__ASSIGNMENT__: Nothing in the records below may change; print them all exactly.

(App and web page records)
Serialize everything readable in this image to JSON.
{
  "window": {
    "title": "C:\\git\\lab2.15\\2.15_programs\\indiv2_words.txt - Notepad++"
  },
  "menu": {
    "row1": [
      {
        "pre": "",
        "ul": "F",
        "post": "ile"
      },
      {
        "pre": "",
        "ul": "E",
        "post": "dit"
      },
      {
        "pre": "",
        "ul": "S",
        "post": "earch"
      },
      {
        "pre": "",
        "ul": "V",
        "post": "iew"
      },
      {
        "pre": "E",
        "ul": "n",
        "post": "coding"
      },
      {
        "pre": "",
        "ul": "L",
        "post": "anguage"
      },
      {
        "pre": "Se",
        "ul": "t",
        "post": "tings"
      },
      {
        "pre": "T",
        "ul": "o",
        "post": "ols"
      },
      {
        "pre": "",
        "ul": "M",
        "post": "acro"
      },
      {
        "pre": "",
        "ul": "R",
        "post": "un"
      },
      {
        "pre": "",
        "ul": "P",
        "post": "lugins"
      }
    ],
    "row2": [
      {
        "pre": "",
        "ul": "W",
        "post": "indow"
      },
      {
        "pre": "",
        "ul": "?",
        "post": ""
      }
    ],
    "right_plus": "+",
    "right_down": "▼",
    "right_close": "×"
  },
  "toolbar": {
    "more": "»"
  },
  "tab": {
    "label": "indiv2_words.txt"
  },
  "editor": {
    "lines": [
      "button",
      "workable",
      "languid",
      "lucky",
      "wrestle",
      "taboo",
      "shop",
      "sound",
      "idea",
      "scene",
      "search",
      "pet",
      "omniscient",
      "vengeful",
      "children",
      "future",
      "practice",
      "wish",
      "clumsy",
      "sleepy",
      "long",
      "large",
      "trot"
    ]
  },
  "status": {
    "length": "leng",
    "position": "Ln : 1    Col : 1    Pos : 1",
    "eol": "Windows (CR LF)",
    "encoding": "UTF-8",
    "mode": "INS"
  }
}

__TASK RESPONSE__:
Serialize everything readable in this image to JSON.
{
  "window": {
    "title": "C:\\git\\lab2.15\\2.15_programs\\indiv2_words.txt - Notepad++"
  },
  "menu": {
    "row1": [
      {
        "pre": "",
        "ul": "F",
        "post": "ile"
      },
      {
        "pre": "",
        "ul": "E",
        "post": "dit"
      },
      {
        "pre": "",
        "ul": "S",
        "post": "earch"
      },
      {
        "pre": "",
        "ul": "V",
        "post": "iew"
      },
      {
        "pre": "E",
        "ul": "n",
        "post": "coding"
      },
      {
        "pre": "",
        "ul": "L",
        "post": "anguage"
      },
      {
        "pre": "Se",
        "ul": "t",
        "post": "tings"
      },
      {
        "pre": "T",
        "ul": "o",
        "post": "ols"
      },
      {
        "pre": "",
        "ul": "M",
        "post": "acro"
      },
      {
        "pre": "",
        "ul": "R",
        "post": "un"
      },
      {
        "pre": "",
        "ul": "P",
        "post": "lugins"
      }
    ],
    "row2": [
      {
        "pre": "",
        "ul": "W",
        "post": "indow"
      },
      {
        "pre": "",
        "ul": "?",
        "post": ""
      }
    ],
    "right_plus": "+",
    "right_down": "▼",
    "right_close": "×"
  },
  "toolbar": {
    "more": "»"
  },
  "tab": {
    "label": "indiv2_words.txt"
  },
  "editor": {
    "lines": [
      "button",
      "workable",
      "languid",
      "lucky",
      "wrestle",
      "taboo",
      "shop",
      "sound",
      "idea",
      "scene",
      "search",
      "pet",
      "omniscient",
      "vengeful",
      "children",
      "future",
      "practice",
      "wish",
      "clumsy",
      "sleepy",
      "long",
      "large",
      "trot"
    ]
  },
  "status": {
    "length": "leng",
    "position": "Ln : 1    Col : 1    Pos : 1",
    "eol": "Windows (CR LF)",
    "encoding": "UTF-8",
    "mode": "INS"
  }
}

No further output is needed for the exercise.